3. Sustainability is all about finance
Eighty-six per cent of Eurozone CEOs believe ESG is an important value driver, even more critical than revenue growth. In 2021, Larry Fink from Blackrock set the scene with his CEO letter: “I believe that this is the beginning of a long but rapidly accelerating transition – one that will unfold over many years and reshape asset prices of every type. We know that climate risk is investment risk. But we also believe the climate transition presents a historic investment opportunity.”

As stated before, the EU taxonomy requires companies to report on their environmental, social and governance actions. Not only in the EU, but also in North America. The SEC is currently preparing new disclosure requirements.

That applies to the Global Reporting Initiative, the Value Balancing Alliance, the Task Force on Climate-Related Financial Disclosures, international sustainability standards, you name it. All these reporting frameworks require corporations to disclose their goals and progress on climate and society.

In fact, 46 per cent of investors use ESG indicators in making investment decisions, with consumers increasingly requesting more sustainable products and services. As the trend continues to grow, this leads to increased interest from chief financial officers.

4. ESG (non) actions impact brand reputation
A 2021 survey by Deloitte of more than 2,000 C-level executives across 21 countries found that 74 per cent reported regulation as the main external ESG driver, and 77 per cent reported pressure from governments to act on climate change and regulators. Eight out of 10 CEOs even believed that ESG issues were increasingly important to be discussed. Seventy-five per cent of that pressure comes from customers and clients; 65 per cent of that pressure comes from staff: young consumers and workers are increasingly demanding that social responsibility comes first. Seventy-five per cent of consumers are changing their preferences based on sustainability, and 46 per cent of employees would only work for a company with sustainable practices.

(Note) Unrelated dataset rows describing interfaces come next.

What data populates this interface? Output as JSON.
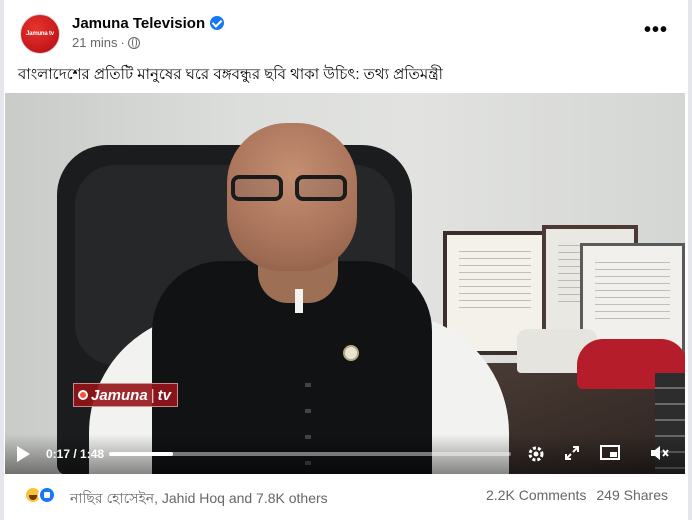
{
  "post": {
    "page_name": "Jamuna Television",
    "avatar_text": "Jamuna tv",
    "time": "21 mins",
    "separator": "·",
    "caption": "বাংলাদেশের প্রতিটি মানুষের ঘরে বঙ্গবন্ধুর ছবি থাকা উচিৎ: তথ্য প্রতিমন্ত্রী",
    "more_label": "•••"
  },
  "video": {
    "watermark": "Jamuna",
    "watermark_suffix": "tv",
    "time_display": "0:17 / 1:48",
    "progress": 0.16,
    "icons": {
      "play": "play-icon",
      "settings": "gear-icon",
      "expand": "expand-icon",
      "pip": "picture-in-picture-icon",
      "mute": "mute-icon"
    }
  },
  "footer": {
    "reactions_text": "নাছির হোসেইন, Jahid Hoq and 7.8K others",
    "comments": "2.2K Comments",
    "shares": "249 Shares"
  },
  "colors": {
    "brand_red": "#c4161c",
    "verified_blue": "#1877f2",
    "muted_text": "#65676b"
  }
}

Whatever industry you are in, your customers will take a deep look at your business practices, and your activities will either make or break trust. They are looking for green producers trying to reduce the environmental impact.

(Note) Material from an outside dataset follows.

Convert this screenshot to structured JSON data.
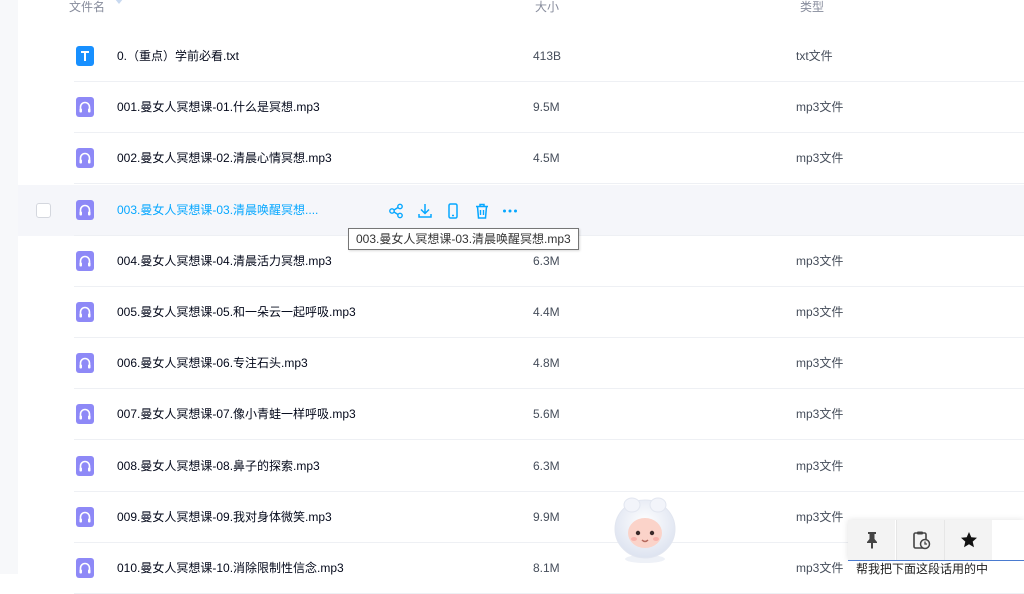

In the Middle East for example, a region that is heavily dependent on oil and natural gas for its energy supply, decarbonisation becomes a major conversation. Hence with the region’s circular economy approach, the energy sector will be able to witness several benefits, more value and elevated brand reputation with increased investor interest.

Fast fashion brands are also making bold statements on sustainability while still substantially contributing to massive amounts of waste, water pollution or labour conditions. In less obvious industries, such as banking, greenwashing allegations can be dangerous for the image of your company, and you must be able to back up your statements with real proof.

5. Sustainability is a core strategic task
As we saw with all the above examples, sustainability impacts all business areas and operations and revolutionises how your business works. It requires deep transformation of your operations based on strategic decisions, for example, to support UN SDG number 8 to promote sustained, inclusive and sustainable economic growth, full and productive employment and decent work for all. Sustainability only becomes real when it comes down to processes.

To support climate action, you need to take a deep look at how your enterprise operates and where the potential and challenges are with your processes. Circular business models rely on a redesign of the processes. Social responsibility is anchored in the business processes, and ESG reporting sums it all up, needing insight into
the business.

A CEO is responsible for envisioning, nominating and enabling the company’s vision and sustainability strategy. This strong change needs to be enforced by C-level commitment to mature and increase resilience.

Josèphe Blondaut is the director ARIS Global Marketing at Software AG

Read: Cover story: Eugene Willemsen, CEO – PepsiCo AMESA, shares the company’s “positive” outlook on sustainability

You might also like

© 2021 MOTIVATE MEDIA GROUP. ALL RIGHTS RESERVED.

Scroll To Top